“There are a lot of people in urban centres who have equity and are looking to relocate,” Jackman said, “and it’s not to be closer to work or family members—it’s for nature and quality of life. They’re looking for cleaner air, cleaner water and natural, undeveloped spaces.”
Area A offers all that and more, including excellent real estate prices, but in many cases city dwellers are uncertain if they’ll adjust well to life in a smaller community. They need to know more about the area’s culture.
Information, experience and marketing
To meet that need and ease the way for the desired influx of amenity migrants into Area A, Jackman is supporting the development of detailed profiles of the area’s people, services, organizations, clubs and social activities, with the intention of making that information available to visitors.
“When you move to a small town or a rural area, there are more dinners and potlucks and cribbage nights and vintners clubs and hiking clubs and quilting clubs than you can imagine,” Jackman said. “In the city you may never join any of them, but in a rural area it’s hard not to. And when you do, you’re not just a spectator, you’re a participant.”
For those visitors who are not presently considering relocation, Jackman hopes to cultivate the wish for a return visit. He believes that when people identify a place with a positive experience they had there, they will have a bond with that place and wish to return, or at least to speak positively about it to others.

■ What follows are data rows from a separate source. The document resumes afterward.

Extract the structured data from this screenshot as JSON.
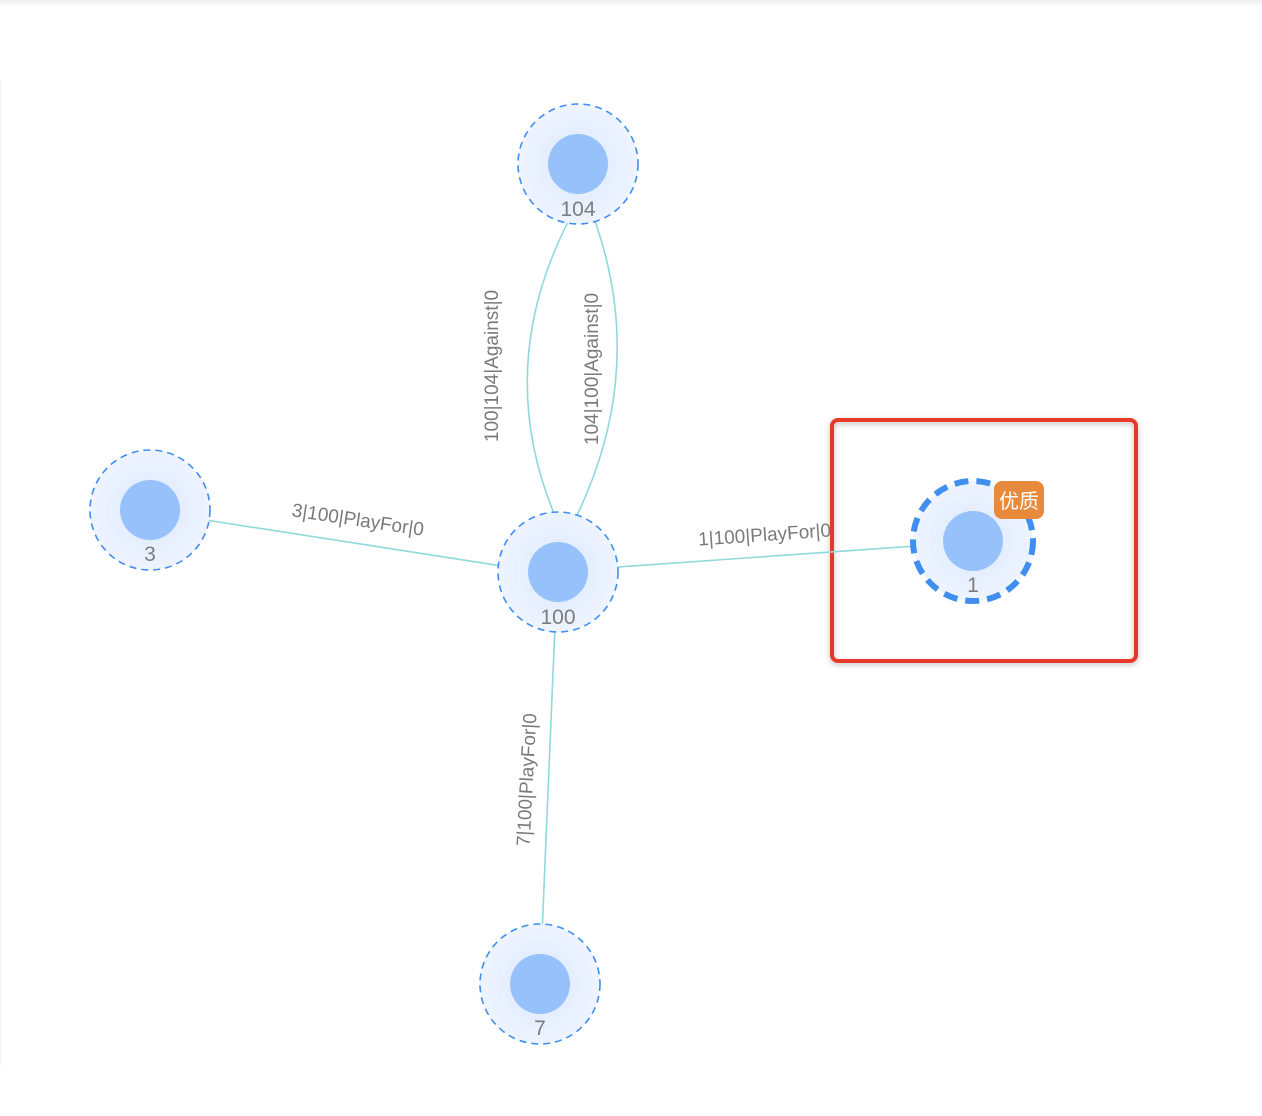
{
  "graph": {
    "nodes": [
      {
        "id": "104",
        "label": "104",
        "selected": false
      },
      {
        "id": "100",
        "label": "100",
        "selected": false
      },
      {
        "id": "3",
        "label": "3",
        "selected": false
      },
      {
        "id": "7",
        "label": "7",
        "selected": false
      },
      {
        "id": "1",
        "label": "1",
        "selected": true,
        "badge": "优质"
      }
    ],
    "edges": [
      {
        "source": "100",
        "target": "104",
        "label": "100|104|Against|0"
      },
      {
        "source": "104",
        "target": "100",
        "label": "104|100|Against|0"
      },
      {
        "source": "3",
        "target": "100",
        "label": "3|100|PlayFor|0"
      },
      {
        "source": "1",
        "target": "100",
        "label": "1|100|PlayFor|0"
      },
      {
        "source": "7",
        "target": "100",
        "label": "7|100|PlayFor|0"
      }
    ]
  },
  "colors": {
    "node_fill": "#97c1fb",
    "node_halo": "#e6efff",
    "node_ring": "#3f8ef0",
    "edge": "#8fd9db",
    "badge": "#e88a3c",
    "highlight_box": "#e8392c"
  }
}
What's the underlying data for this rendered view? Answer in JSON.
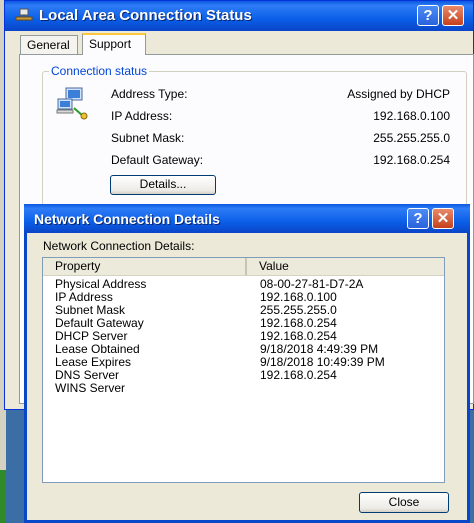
{
  "back_window": {
    "title": "Local Area Connection Status",
    "help_glyph": "?",
    "close_glyph": "✕",
    "tabs": [
      {
        "label": "General",
        "active": false
      },
      {
        "label": "Support",
        "active": true
      }
    ],
    "group_label": "Connection status",
    "rows": [
      {
        "label": "Address Type:",
        "value": "Assigned by DHCP"
      },
      {
        "label": "IP Address:",
        "value": "192.168.0.100"
      },
      {
        "label": "Subnet Mask:",
        "value": "255.255.255.0"
      },
      {
        "label": "Default Gateway:",
        "value": "192.168.0.254"
      }
    ],
    "details_button": "Details..."
  },
  "front_window": {
    "title": "Network Connection Details",
    "help_glyph": "?",
    "close_glyph": "✕",
    "sub_label": "Network Connection Details:",
    "columns": [
      "Property",
      "Value"
    ],
    "rows": [
      {
        "property": "Physical Address",
        "value": "08-00-27-81-D7-2A"
      },
      {
        "property": "IP Address",
        "value": "192.168.0.100"
      },
      {
        "property": "Subnet Mask",
        "value": "255.255.255.0"
      },
      {
        "property": "Default Gateway",
        "value": "192.168.0.254"
      },
      {
        "property": "DHCP Server",
        "value": "192.168.0.254"
      },
      {
        "property": "Lease Obtained",
        "value": "9/18/2018 4:49:39 PM"
      },
      {
        "property": "Lease Expires",
        "value": "9/18/2018 10:49:39 PM"
      },
      {
        "property": "DNS Server",
        "value": "192.168.0.254"
      },
      {
        "property": "WINS Server",
        "value": ""
      }
    ],
    "close_button": "Close"
  },
  "colors": {
    "titlebar": "#0b5fe8",
    "group_label": "#0046d5",
    "close_button_red": "#c5401b"
  }
}
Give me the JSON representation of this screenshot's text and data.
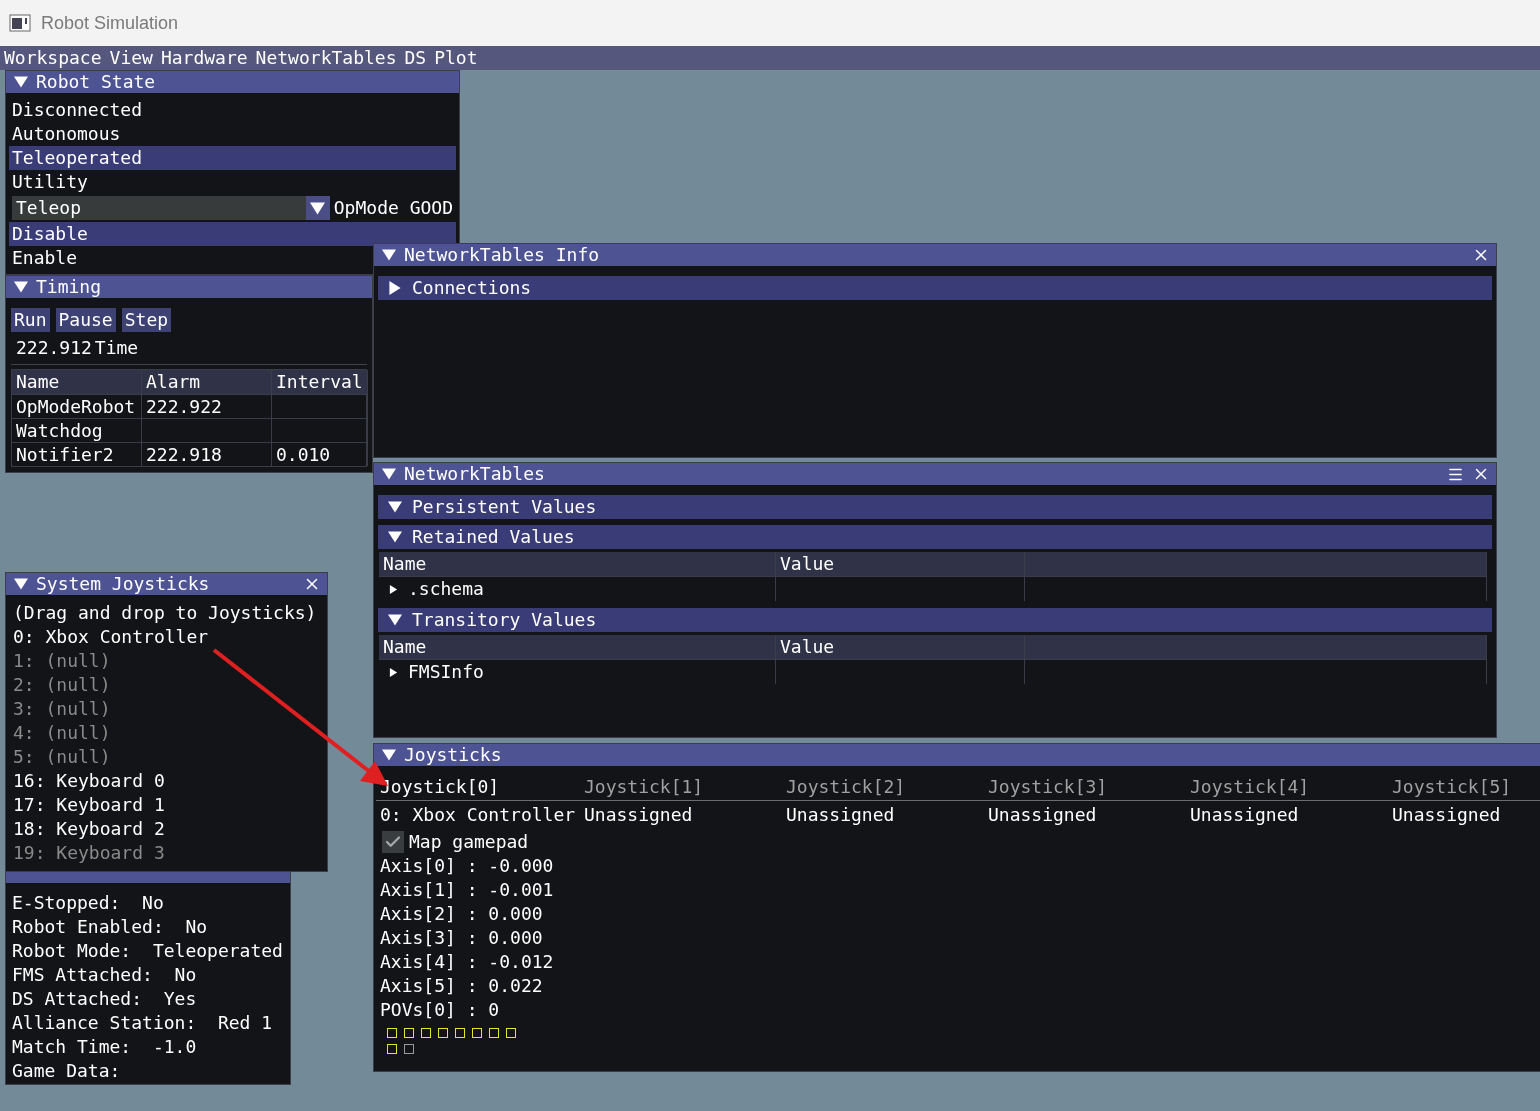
{
  "app": {
    "title": "Robot Simulation"
  },
  "menu": [
    "Workspace",
    "View",
    "Hardware",
    "NetworkTables",
    "DS",
    "Plot"
  ],
  "robot_state": {
    "title": "Robot State",
    "expanded": true,
    "modes": [
      {
        "label": "Disconnected",
        "selected": false
      },
      {
        "label": "Autonomous",
        "selected": false
      },
      {
        "label": "Teleoperated",
        "selected": true
      },
      {
        "label": "Utility",
        "selected": false
      }
    ],
    "opmode": {
      "value": "Teleop",
      "status": "OpMode GOOD"
    },
    "enable": [
      {
        "label": "Disable",
        "selected": true
      },
      {
        "label": "Enable",
        "selected": false
      }
    ]
  },
  "timing": {
    "title": "Timing",
    "expanded": true,
    "buttons": [
      "Run",
      "Pause",
      "Step"
    ],
    "time_value": "222.912",
    "time_label": "Time",
    "columns": [
      "Name",
      "Alarm",
      "Interval"
    ],
    "rows": [
      {
        "name": "OpModeRobot",
        "alarm": "222.922"
      },
      {
        "name": "Watchdog"
      },
      {
        "name": "Notifier2",
        "alarm": "222.918",
        "interval": "0.010"
      }
    ]
  },
  "nt_info": {
    "title": "NetworkTables Info",
    "expanded": true,
    "sections": [
      {
        "label": "Connections",
        "expanded": false
      }
    ]
  },
  "networktables": {
    "title": "NetworkTables",
    "expanded": true,
    "sections": [
      {
        "label": "Persistent Values",
        "expanded": true
      },
      {
        "label": "Retained Values",
        "expanded": true,
        "columns": [
          "Name",
          "Value"
        ],
        "rows": [
          {
            "name": ".schema",
            "expanded": false
          }
        ]
      },
      {
        "label": "Transitory Values",
        "expanded": true,
        "columns": [
          "Name",
          "Value"
        ],
        "rows": [
          {
            "name": "FMSInfo",
            "expanded": false
          }
        ]
      }
    ]
  },
  "system_joysticks": {
    "title": "System Joysticks",
    "expanded": true,
    "hint": "(Drag and drop to Joysticks)",
    "items": [
      {
        "label": "0: Xbox Controller",
        "disabled": false
      },
      {
        "label": "1: (null)",
        "disabled": true
      },
      {
        "label": "2: (null)",
        "disabled": true
      },
      {
        "label": "3: (null)",
        "disabled": true
      },
      {
        "label": "4: (null)",
        "disabled": true
      },
      {
        "label": "5: (null)",
        "disabled": true
      },
      {
        "label": "16: Keyboard 0",
        "disabled": false
      },
      {
        "label": "17: Keyboard 1",
        "disabled": false
      },
      {
        "label": "18: Keyboard 2",
        "disabled": false
      },
      {
        "label": "19: Keyboard 3",
        "disabled": true
      }
    ]
  },
  "fms": {
    "lines": [
      "E-Stopped:  No",
      "Robot Enabled:  No",
      "Robot Mode:  Teleoperated",
      "FMS Attached:  No",
      "DS Attached:  Yes",
      "Alliance Station:  Red 1",
      "Match Time:  -1.0",
      "Game Data:"
    ]
  },
  "joysticks": {
    "title": "Joysticks",
    "expanded": true,
    "slots": [
      {
        "tab": "Joystick[0]",
        "selected": true,
        "device": "0: Xbox Controller"
      },
      {
        "tab": "Joystick[1]",
        "selected": false,
        "device": "Unassigned"
      },
      {
        "tab": "Joystick[2]",
        "selected": false,
        "device": "Unassigned"
      },
      {
        "tab": "Joystick[3]",
        "selected": false,
        "device": "Unassigned"
      },
      {
        "tab": "Joystick[4]",
        "selected": false,
        "device": "Unassigned"
      },
      {
        "tab": "Joystick[5]",
        "selected": false,
        "device": "Unassigned"
      }
    ],
    "map_gamepad": {
      "label": "Map gamepad",
      "checked": true
    },
    "readings": [
      "Axis[0] : -0.000",
      "Axis[1] : -0.001",
      "Axis[2] : 0.000",
      "Axis[3] : 0.000",
      "Axis[4] : -0.012",
      "Axis[5] : 0.022",
      "POVs[0] : 0"
    ],
    "buttons": [
      {
        "color": "#e6e61e"
      },
      {
        "color": "#e6e61e"
      },
      {
        "color": "#e6e61e"
      },
      {
        "color": "#e6e61e"
      },
      {
        "color": "#e6e61e"
      },
      {
        "color": "#e6e61e"
      },
      {
        "color": "#e6e61e"
      },
      {
        "color": "#e6e61e"
      },
      {
        "color": "#e6e61e"
      },
      {
        "color": "#9a9a9a"
      }
    ]
  }
}
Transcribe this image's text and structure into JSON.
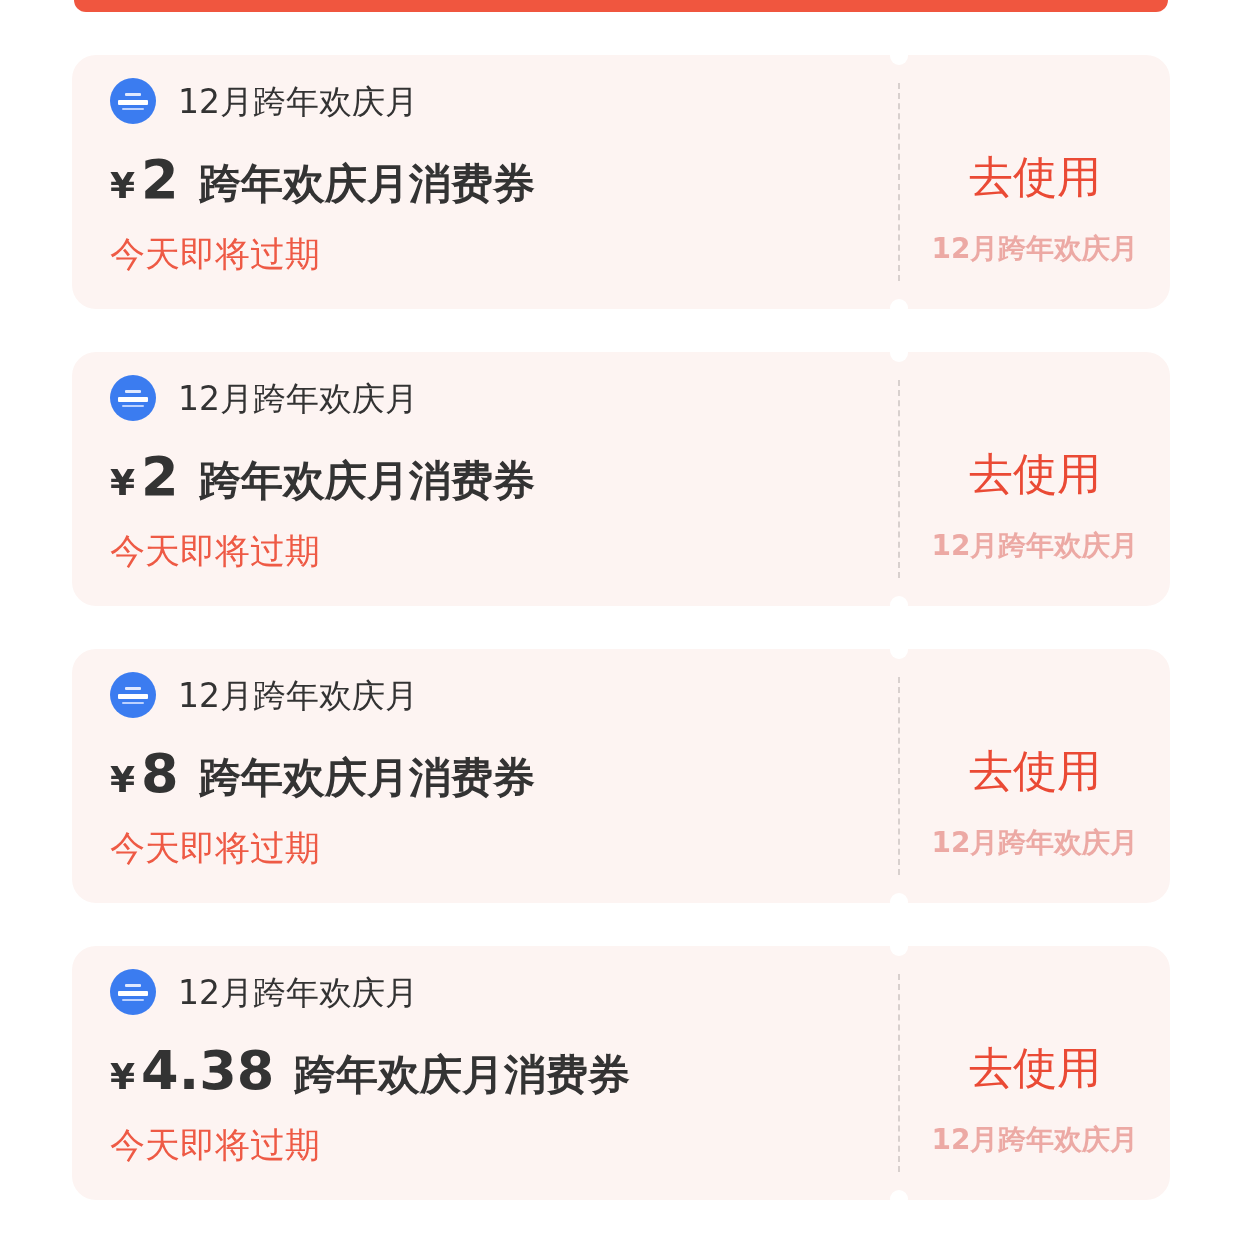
{
  "coupons": [
    {
      "brand": "12月跨年欢庆月",
      "currency": "¥",
      "amount": "2",
      "title": "跨年欢庆月消费券",
      "expiry": "今天即将过期",
      "action": "去使用",
      "stub_label": "12月跨年欢庆月"
    },
    {
      "brand": "12月跨年欢庆月",
      "currency": "¥",
      "amount": "2",
      "title": "跨年欢庆月消费券",
      "expiry": "今天即将过期",
      "action": "去使用",
      "stub_label": "12月跨年欢庆月"
    },
    {
      "brand": "12月跨年欢庆月",
      "currency": "¥",
      "amount": "8",
      "title": "跨年欢庆月消费券",
      "expiry": "今天即将过期",
      "action": "去使用",
      "stub_label": "12月跨年欢庆月"
    },
    {
      "brand": "12月跨年欢庆月",
      "currency": "¥",
      "amount": "4.38",
      "title": "跨年欢庆月消费券",
      "expiry": "今天即将过期",
      "action": "去使用",
      "stub_label": "12月跨年欢庆月"
    }
  ]
}
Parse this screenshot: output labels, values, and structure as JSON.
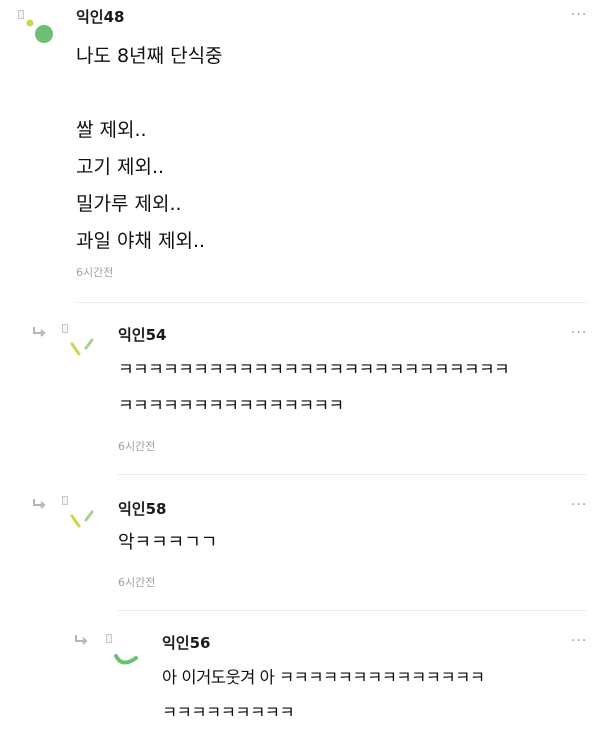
{
  "comments": [
    {
      "author": "익인48",
      "body": "나도 8년째 단식중\n\n쌀 제외..\n고기 제외..\n밀가루 제외..\n과일 야채 제외..",
      "time": "6시간전",
      "more": "···",
      "is_reply": false
    },
    {
      "author": "익인54",
      "body": "ㅋㅋㅋㅋㅋㅋㅋㅋㅋㅋㅋㅋㅋㅋㅋㅋㅋㅋㅋㅋㅋㅋㅋㅋㅋㅋ\nㅋㅋㅋㅋㅋㅋㅋㅋㅋㅋㅋㅋㅋㅋㅋ",
      "time": "6시간전",
      "more": "···",
      "is_reply": true
    },
    {
      "author": "익인58",
      "body": "악ㅋㅋㅋㄱㄱ",
      "time": "6시간전",
      "more": "···",
      "is_reply": true
    },
    {
      "author": "익인56",
      "body": "아 이거도웃겨 아 ㅋㅋㅋㅋㅋㅋㅋㅋㅋㅋㅋㅋㅋㅋ\nㅋㅋㅋㅋㅋㅋㅋㅋㅋ",
      "time": "",
      "more": "···",
      "is_reply": true
    }
  ],
  "colors": {
    "avatar_green": "#6cbf74",
    "avatar_lime": "#c7d94c",
    "avatar_sage": "#a9d18e",
    "arrow_gray": "#b5b5b5",
    "divider": "#ececec",
    "time_gray": "#a0a0a0"
  },
  "icons": {
    "reply": "reply-arrow-icon",
    "more": "more-options-icon"
  }
}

Area A’s Enhanced Tourism Education Project will create a series of outdoor adventure and health-and-wellness programs, combined with educational components like improving skills, learning safety measures and learning about the history, culture and geology of the area.
“That combination helps to build the identity of the area and fix it in people’s minds,” said Jackman. “We want people to have a story or a skill to take away with them, something alluring to the people they talk to about it.”
Many paths to the same destination
A trained civil engineer himself, Jackman demonstrates an interesting shift in thinking with regard to work possibilities, and he recommends that shift to others who are concerned about finding local employment.
“The mindset that (believes) a person needs one single job isn’t actually accurate,” he said. “You can work at several occupations part-time and make a good living and have a very interesting life.”